A Lesson On Self-Worth

From a scale of one to ten, ten being the highest, rate your self and the random person nearest you.

In other words, if you will put a value to yourself and to that “other” person, from one to ten, what would it be?

Epiphany: Anyone who answers less than 10 from either or both may have serious relational problems in the long run.



Seeing ourselves more valuable makes us selfish and uncaring. While assuming that someone is more valuable than us gives us feelings of insecurity and self-pity.

If we don’t give our life and the lives of others the highest value, then how can we be grateful for our own life and be respectful of the lives of others?
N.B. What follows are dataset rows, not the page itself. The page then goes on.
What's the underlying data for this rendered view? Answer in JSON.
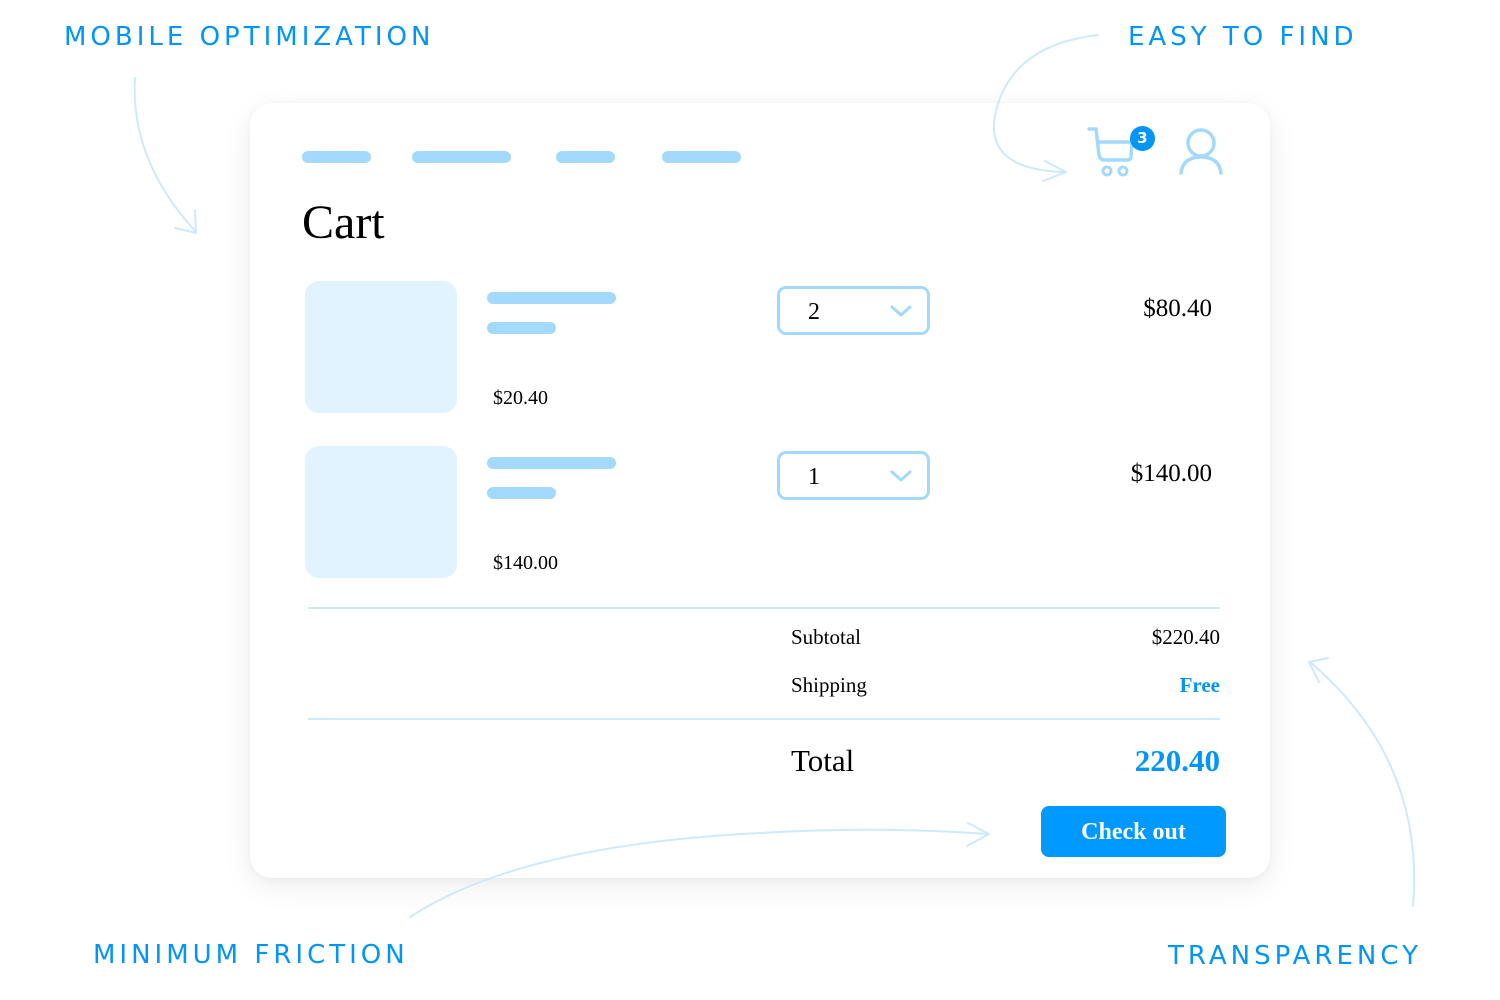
{
  "annotations": {
    "top_left": "MOBILE OPTIMIZATION",
    "top_right": "EASY TO FIND",
    "bottom_left": "MINIMUM FRICTION",
    "bottom_right": "TRANSPARENCY"
  },
  "colors": {
    "accent": "#0095f6",
    "placeholder_light": "#a3d9fc",
    "thumbnail_bg": "#e1f3fe",
    "arrow": "#cdeafd"
  },
  "header": {
    "nav_placeholders": 4,
    "cart_icon": "shopping-cart-icon",
    "cart_badge_count": "3",
    "user_icon": "user-icon"
  },
  "cart": {
    "title": "Cart",
    "items": [
      {
        "unit_price": "$20.40",
        "quantity": "2",
        "line_total": "$80.40"
      },
      {
        "unit_price": "$140.00",
        "quantity": "1",
        "line_total": "$140.00"
      }
    ],
    "summary": {
      "subtotal_label": "Subtotal",
      "subtotal_value": "$220.40",
      "shipping_label": "Shipping",
      "shipping_value": "Free",
      "total_label": "Total",
      "total_value": "220.40"
    },
    "checkout_label": "Check out"
  }
}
When we have a mindset of everyone is equally valuable, it is easier to be courteous and appreciative.

We don’t immediately focus on the flaws of another, because we know she is still as valuable as we are, with or without the flaws.

We can easily respect another person’s opinion, because she is as privileged to speak hers as we are.
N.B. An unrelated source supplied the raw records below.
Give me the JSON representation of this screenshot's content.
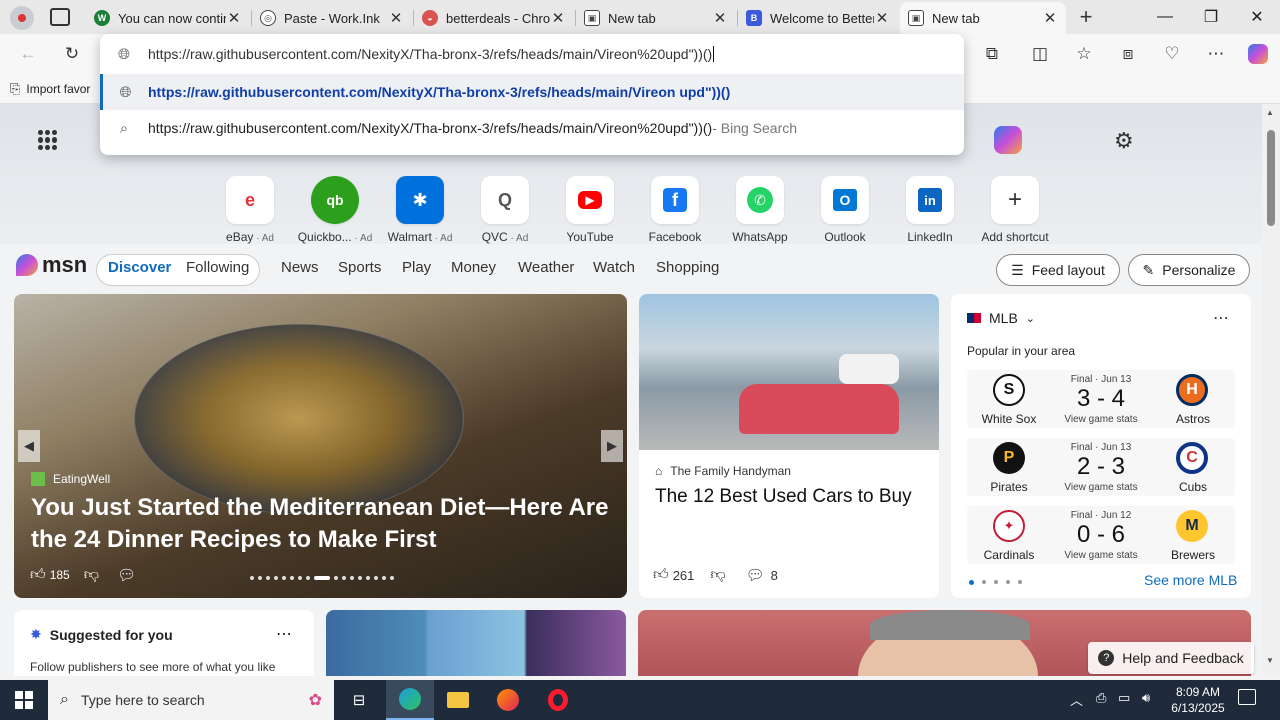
{
  "tabs": [
    {
      "title": "You can now contin",
      "color": "#1a7f37",
      "glyph": "W"
    },
    {
      "title": "Paste - Work.Ink",
      "color": "#555555",
      "glyph": "◎"
    },
    {
      "title": "betterdeals - Chron",
      "color": "#d9534f",
      "glyph": "◒"
    },
    {
      "title": "New tab",
      "color": "#444444",
      "glyph": "▣"
    },
    {
      "title": "Welcome to Better",
      "color": "#3b5bdb",
      "glyph": "B"
    },
    {
      "title": "New tab",
      "color": "#444444",
      "glyph": "▣"
    }
  ],
  "omnibox": {
    "input_value": "https://raw.githubusercontent.com/NexityX/Tha-bronx-3/refs/heads/main/Vireon%20upd\"))()",
    "suggestion_1": "https://raw.githubusercontent.com/NexityX/Tha-bronx-3/refs/heads/main/Vireon upd\"))()",
    "suggestion_2": "https://raw.githubusercontent.com/NexityX/Tha-bronx-3/refs/heads/main/Vireon%20upd\"))()",
    "suggestion_2_suffix": " - Bing Search"
  },
  "favbar": {
    "import_label": "Import favor"
  },
  "shortcuts": [
    {
      "label": "eBay",
      "ad": " · Ad",
      "glyph": "e",
      "color": "#e53238"
    },
    {
      "label": "Quickbo...",
      "ad": " · Ad",
      "glyph": "qb",
      "color": "#2ca01c"
    },
    {
      "label": "Walmart",
      "ad": " · Ad",
      "glyph": "✱",
      "color": "#0071dc"
    },
    {
      "label": "QVC",
      "ad": " · Ad",
      "glyph": "Q",
      "color": "#555555"
    },
    {
      "label": "YouTube",
      "ad": "",
      "glyph": "▶",
      "color": "#ff0000"
    },
    {
      "label": "Facebook",
      "ad": "",
      "glyph": "f",
      "color": "#1877f2"
    },
    {
      "label": "WhatsApp",
      "ad": "",
      "glyph": "✆",
      "color": "#25d366"
    },
    {
      "label": "Outlook",
      "ad": "",
      "glyph": "O",
      "color": "#0078d4"
    },
    {
      "label": "LinkedIn",
      "ad": "",
      "glyph": "in",
      "color": "#0a66c2"
    },
    {
      "label": "Add shortcut",
      "ad": "",
      "glyph": "+",
      "color": "#333333"
    }
  ],
  "msn": {
    "logo": "msn",
    "discover": "Discover",
    "following": "Following",
    "nav": [
      "News",
      "Sports",
      "Play",
      "Money",
      "Weather",
      "Watch",
      "Shopping"
    ],
    "feed_layout": "Feed layout",
    "personalize": "Personalize"
  },
  "hero_card": {
    "source": "EatingWell",
    "headline": "You Just Started the Mediterranean Diet—Here Are the 24 Dinner Recipes to Make First",
    "likes": "185"
  },
  "cars_card": {
    "source": "The Family Handyman",
    "headline": "The 12 Best Used Cars to Buy",
    "likes": "261",
    "comments": "8"
  },
  "mlb": {
    "title": "MLB",
    "subtitle": "Popular in your area",
    "games": [
      {
        "away": "White Sox",
        "home": "Astros",
        "status": "Final · Jun 13",
        "score": "3 - 4",
        "stats": "View game stats",
        "away_color": "#111111",
        "home_color": "#002d62",
        "away_glyph": "S",
        "home_glyph": "H"
      },
      {
        "away": "Pirates",
        "home": "Cubs",
        "status": "Final · Jun 13",
        "score": "2 - 3",
        "stats": "View game stats",
        "away_color": "#fdb827",
        "home_color": "#0e3386",
        "away_glyph": "P",
        "home_glyph": "C"
      },
      {
        "away": "Cardinals",
        "home": "Brewers",
        "status": "Final · Jun 12",
        "score": "0 - 6",
        "stats": "View game stats",
        "away_color": "#c41e3a",
        "home_color": "#12284b",
        "away_glyph": "✦",
        "home_glyph": "M"
      }
    ],
    "see_more": "See more MLB"
  },
  "suggested": {
    "title": "Suggested for you",
    "body": "Follow publishers to see more of what you like"
  },
  "help": "Help and Feedback",
  "taskbar": {
    "search_placeholder": "Type here to search",
    "time": "8:09 AM",
    "date": "6/13/2025"
  }
}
We are not quick to defend ourselves when we are misjudged, because we know ourselves. We love ourselves and we understand that we will not be devalued by anything that anyone could ever say.

That’s why Jesus said that we should love our neighbors as we love our selves.